The poll, released on Thursday, also measured favorable sentiment towards the North at 4.71 (on a scale of one to ten), an increase from 3.52 recorded just three months before the Trump-Kim summit, and the highest score since the survey was first conducted in 2010.

That favorability rating for North Korea (4.71 points out of 10) was higher than the equivalents for China (4.16) or Japan (3.55). Respondents’ favorable feelings towards the United States were measured at 5.97 points out of 10, up from 5.64 points in March.

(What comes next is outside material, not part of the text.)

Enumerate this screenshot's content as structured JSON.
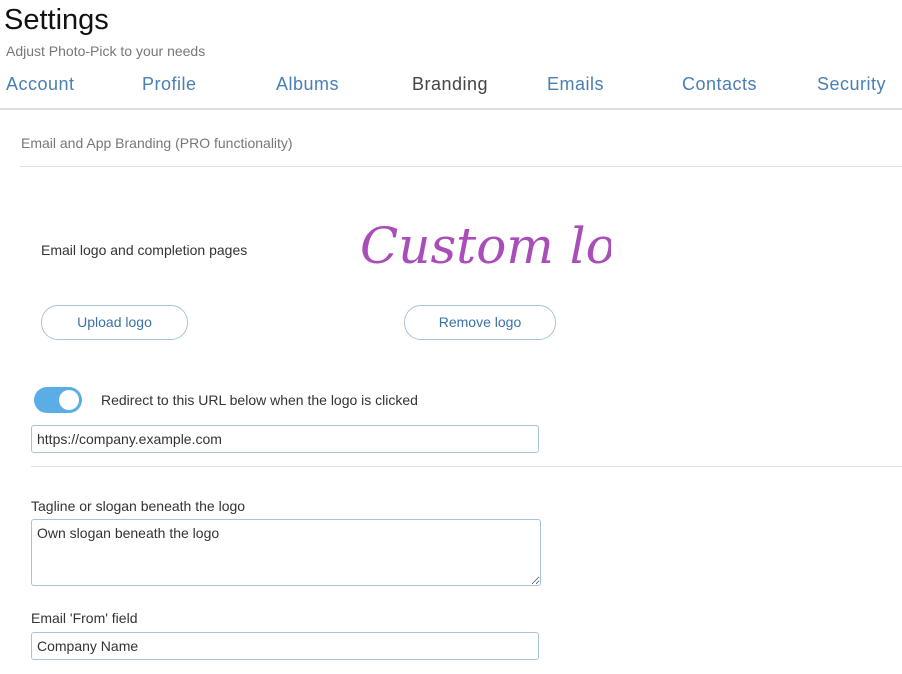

When it came to South Korean respondents’ views of the two leaders, favorability ratings for both increased noticeably between March and June this year, albeit from low starting levels – from 3.76 to 5.16 for Trump, and from 2.02 to 4.06 for Kim Jong Un.

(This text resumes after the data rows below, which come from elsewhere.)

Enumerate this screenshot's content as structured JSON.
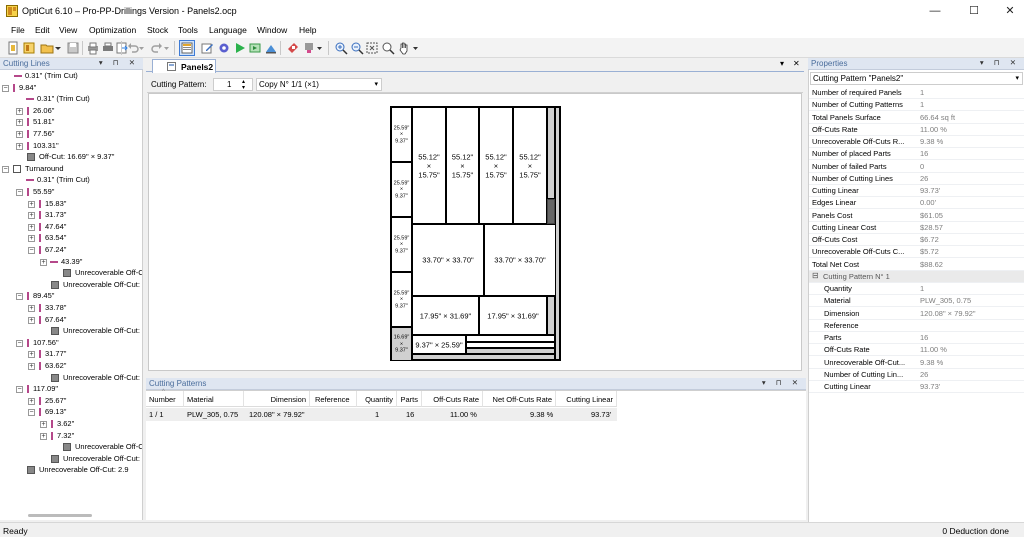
{
  "window": {
    "title": "OptiCut 6.10 – Pro-PP-Drillings Version - Panels2.ocp",
    "minimize": "—",
    "maximize": "☐",
    "close": "✕"
  },
  "menu": [
    "File",
    "Edit",
    "View",
    "Optimization",
    "Stock",
    "Tools",
    "Language",
    "Window",
    "Help"
  ],
  "toolbar_icons": [
    "new-icon",
    "new-project-icon",
    "open-icon",
    "dropdown-arrow",
    "save-icon",
    "print-preview-icon",
    "print-icon",
    "export-icon",
    "undo-icon",
    "undo-dropdown",
    "redo-icon",
    "redo-dropdown",
    "properties-icon",
    "edit-icon",
    "optimize-settings-icon",
    "run-icon",
    "step-icon",
    "report-icon",
    "label-icon",
    "drill-icon",
    "zoom-in-icon",
    "zoom-out-icon",
    "zoom-fit-icon",
    "zoom-window-icon",
    "pan-hand-icon",
    "overflow-icon"
  ],
  "cutting_lines": {
    "title": "Cutting Lines",
    "items": [
      {
        "label": "0.31\" (Trim Cut)",
        "type": "line",
        "level": 1
      },
      {
        "label": "9.84\"",
        "type": "bar",
        "level": 0,
        "expander": "-"
      },
      {
        "label": "0.31\" (Trim Cut)",
        "type": "line",
        "level": 2
      },
      {
        "label": "26.06\"",
        "type": "bar",
        "level": 2,
        "expander": "+"
      },
      {
        "label": "51.81\"",
        "type": "bar",
        "level": 2,
        "expander": "+"
      },
      {
        "label": "77.56\"",
        "type": "bar",
        "level": 2,
        "expander": "+"
      },
      {
        "label": "103.31\"",
        "type": "bar",
        "level": 2,
        "expander": "+"
      },
      {
        "label": "Off-Cut: 16.69\" × 9.37\"",
        "type": "box",
        "level": 2
      },
      {
        "label": "Turnaround",
        "type": "whitebox",
        "level": 0,
        "expander": "-"
      },
      {
        "label": "0.31\" (Trim Cut)",
        "type": "line",
        "level": 2
      },
      {
        "label": "55.59\"",
        "type": "bar",
        "level": 2,
        "expander": "-"
      },
      {
        "label": "15.83\"",
        "type": "bar",
        "level": 3,
        "expander": "+"
      },
      {
        "label": "31.73\"",
        "type": "bar",
        "level": 3,
        "expander": "+"
      },
      {
        "label": "47.64\"",
        "type": "bar",
        "level": 3,
        "expander": "+"
      },
      {
        "label": "63.54\"",
        "type": "bar",
        "level": 3,
        "expander": "+"
      },
      {
        "label": "67.24\"",
        "type": "bar",
        "level": 3,
        "expander": "-"
      },
      {
        "label": "43.39\"",
        "type": "line",
        "level": 4,
        "expander": "+"
      },
      {
        "label": "Unrecoverable Off-C",
        "type": "box",
        "level": 5
      },
      {
        "label": "Unrecoverable Off-Cut:",
        "type": "box",
        "level": 4
      },
      {
        "label": "89.45\"",
        "type": "bar",
        "level": 2,
        "expander": "-"
      },
      {
        "label": "33.78\"",
        "type": "bar",
        "level": 3,
        "expander": "+"
      },
      {
        "label": "67.64\"",
        "type": "bar",
        "level": 3,
        "expander": "+"
      },
      {
        "label": "Unrecoverable Off-Cut:",
        "type": "box",
        "level": 4
      },
      {
        "label": "107.56\"",
        "type": "bar",
        "level": 2,
        "expander": "-"
      },
      {
        "label": "31.77\"",
        "type": "bar",
        "level": 3,
        "expander": "+"
      },
      {
        "label": "63.62\"",
        "type": "bar",
        "level": 3,
        "expander": "+"
      },
      {
        "label": "Unrecoverable Off-Cut:",
        "type": "box",
        "level": 4
      },
      {
        "label": "117.09\"",
        "type": "bar",
        "level": 2,
        "expander": "-"
      },
      {
        "label": "25.67\"",
        "type": "bar",
        "level": 3,
        "expander": "+"
      },
      {
        "label": "69.13\"",
        "type": "bar",
        "level": 3,
        "expander": "-"
      },
      {
        "label": "3.62\"",
        "type": "bar",
        "level": 4,
        "expander": "+"
      },
      {
        "label": "7.32\"",
        "type": "bar",
        "level": 4,
        "expander": "+"
      },
      {
        "label": "Unrecoverable Off-C",
        "type": "box",
        "level": 5
      },
      {
        "label": "Unrecoverable Off-Cut:",
        "type": "box",
        "level": 4
      },
      {
        "label": "Unrecoverable Off-Cut: 2.9",
        "type": "box",
        "level": 2
      }
    ]
  },
  "document": {
    "tab": "Panels2",
    "pattern_label": "Cutting Pattern:",
    "pattern_value": "1",
    "copy_value": "Copy N° 1/1 (×1)"
  },
  "layout_pieces": {
    "strip_label_a": "25.59\"",
    "strip_label_b": "×",
    "strip_label_c": "9.37\"",
    "offcut_a": "16.69\"",
    "offcut_c": "9.37\"",
    "p55_a": "55.12\"",
    "p55_b": "×",
    "p55_c": "15.75\"",
    "p33": "33.70\" × 33.70\"",
    "p17": "17.95\" × 31.69\"",
    "p9": "9.37\" × 25.59\""
  },
  "cutting_patterns": {
    "title": "Cutting Patterns",
    "columns": [
      "Number",
      "Material",
      "Dimension",
      "Reference",
      "Quantity",
      "Parts",
      "Off-Cuts Rate",
      "Net Off-Cuts Rate",
      "Cutting Linear"
    ],
    "rows": [
      {
        "number": "1 / 1",
        "material": "PLW_305, 0.75",
        "dimension": "120.08\" × 79.92\"",
        "reference": "",
        "quantity": "1",
        "parts": "16",
        "offcuts_rate": "11.00 %",
        "net_offcuts_rate": "9.38 %",
        "cutting_linear": "93.73'"
      }
    ]
  },
  "properties": {
    "title": "Properties",
    "selector": "Cutting Pattern \"Panels2\"",
    "rows": [
      {
        "k": "Number of required Panels",
        "v": "1"
      },
      {
        "k": "Number of Cutting Patterns",
        "v": "1"
      },
      {
        "k": "Total Panels Surface",
        "v": "66.64 sq ft"
      },
      {
        "k": "Off-Cuts Rate",
        "v": "11.00 %"
      },
      {
        "k": "Unrecoverable Off-Cuts R...",
        "v": "9.38 %"
      },
      {
        "k": "Number of placed Parts",
        "v": "16"
      },
      {
        "k": "Number of failed Parts",
        "v": "0"
      },
      {
        "k": "Number of Cutting Lines",
        "v": "26"
      },
      {
        "k": "Cutting Linear",
        "v": "93.73'"
      },
      {
        "k": "Edges Linear",
        "v": "0.00'"
      },
      {
        "k": "Panels Cost",
        "v": "$61.05"
      },
      {
        "k": "Cutting Linear Cost",
        "v": "$28.57"
      },
      {
        "k": "Off-Cuts Cost",
        "v": "$6.72"
      },
      {
        "k": "Unrecoverable Off-Cuts C...",
        "v": "$5.72"
      },
      {
        "k": "Total Net Cost",
        "v": "$88.62"
      }
    ],
    "group": "Cutting Pattern N° 1",
    "group_rows": [
      {
        "k": "Quantity",
        "v": "1"
      },
      {
        "k": "Material",
        "v": "PLW_305, 0.75"
      },
      {
        "k": "Dimension",
        "v": "120.08\" × 79.92\""
      },
      {
        "k": "Reference",
        "v": ""
      },
      {
        "k": "Parts",
        "v": "16"
      },
      {
        "k": "Off-Cuts Rate",
        "v": "11.00 %"
      },
      {
        "k": "Unrecoverable Off-Cut...",
        "v": "9.38 %"
      },
      {
        "k": "Number of Cutting Lin...",
        "v": "26"
      },
      {
        "k": "Cutting Linear",
        "v": "93.73'"
      }
    ]
  },
  "status": {
    "left": "Ready",
    "right": "0 Deduction done"
  }
}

The survey also found 62.6 percent of respondents were optimistic about North Korea’s implementation of an agreement to denuclearize.

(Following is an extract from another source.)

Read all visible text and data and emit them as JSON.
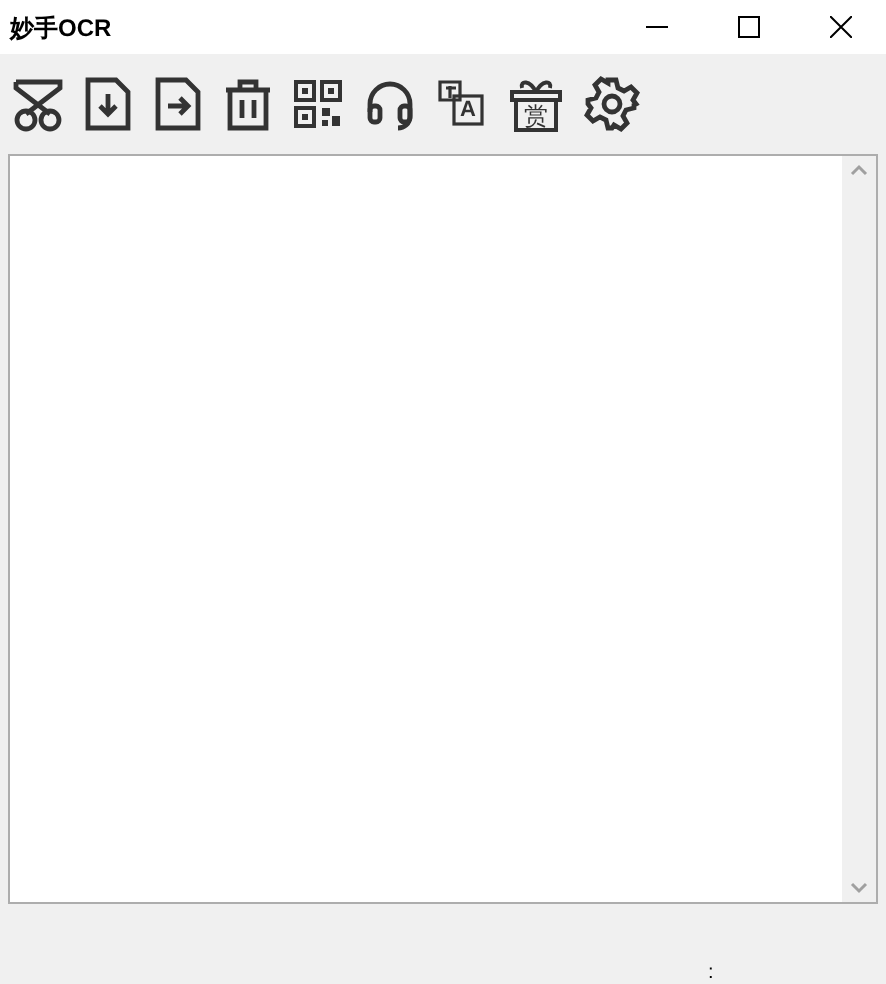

Conversely, the proportion of those pessimistic about the likelihood of North Korea denuclearizing dropped from 44.3 percent in March, to 24.7 percent following the Singapore summit.

‘Pressure’ versus ‘dialogue’

South Korea and Japan, both U.S. treaty allies, are the two countries most directly threatened by North Korea’s nuclear weapons and within easy range of its ballistic missiles.

South Korea remains technically at war with the North since the 1950-53 Korean war ended with an armistice rather than a peace treaty. Inter-Korean tensions have eased markedly this year, however, with the North Koreans taking part in the Winter Olympics hosted by the South, and two summits between Kim Jong Un and President Moon Jae-in.

Japan has a difficult history with North (and South) Korea; Imperial Japan annexed and occupied the peninsula from 1910 until the end of World War II in 1945. More recent tensions with Pyongyang relate to the unresolved issue of more than a dozen Japanese citizens abducted by North Korea in the 1970s and 80s.

A photo released by North Korean regime media shows President Trump and Kim Jong Un at their summit in Singapore on Tuesday, June 12, 2018. (Photo: Uriminzokkiri)
Another new survey, carried out jointly by two newspaper in South Korea and Japan, found that majorities in both countries held favorable views of the Trump-Kim summit – although considerably more so in the case of South Korean respondents (83 percent) than those in Japan (59 percent).

The survey, conducted by Japan’s Yomiuri Shimbun and South Korea’s Hankook Ilbo, found similarly big gaps between Japanese and South Korean respondents on other aspects of the North Korean threat

Majorities in both countries – 83 percent in Japan and 66 percent in South Korea – did not think the complete denuclearization of North Korea would take place in the near future.

South Korean and Japanese respondents also differed in the extent to which they felt “pressure” rather than “dialogue” should be prioritized in dealings with North Korea.

Among South Korean respondents, 60 percent favored dialogue and 20 percent chose pressure (compared to 44 percent dialogue and 30 percent pressure in a previous survey.)

Forty-six percent of Japanese respondents advocated pressure and the same number favored dialogue (compared to 51 percent pressure and 41 percent dialogue in the previous poll.)

Should the complete dismantling of the nuclear weapons program be a prerequisite for easing of sanctions against the regime? Seventy-one percent of Japanese respondents said yes, compared to 55 percent of those in South Korea.

Forty-four percent of South Korean respondents said they would accept phased sanctions relief along with progress in denuclearization. Only 26 percent of Japanese respondents felt the same.

An Associated Press-NORC Center for Public Affairs Research poll in the U.S. following the Singapore summit found that Americans’ approval of Trump’s handling of North Korea had risen to 55 percent, up from 42 percent in March and 34 percent last October

Fifty-two percent of U.S. respondents said they had little to no confidence that negotiations would result in Pyongyang giving up its nuclear weapons, compared to just 12 percent who were very or extremely confident of that outcome.

cnsnews.com · by Patrick Goodenough · July 6, 2018

Categories: right

Tagged in: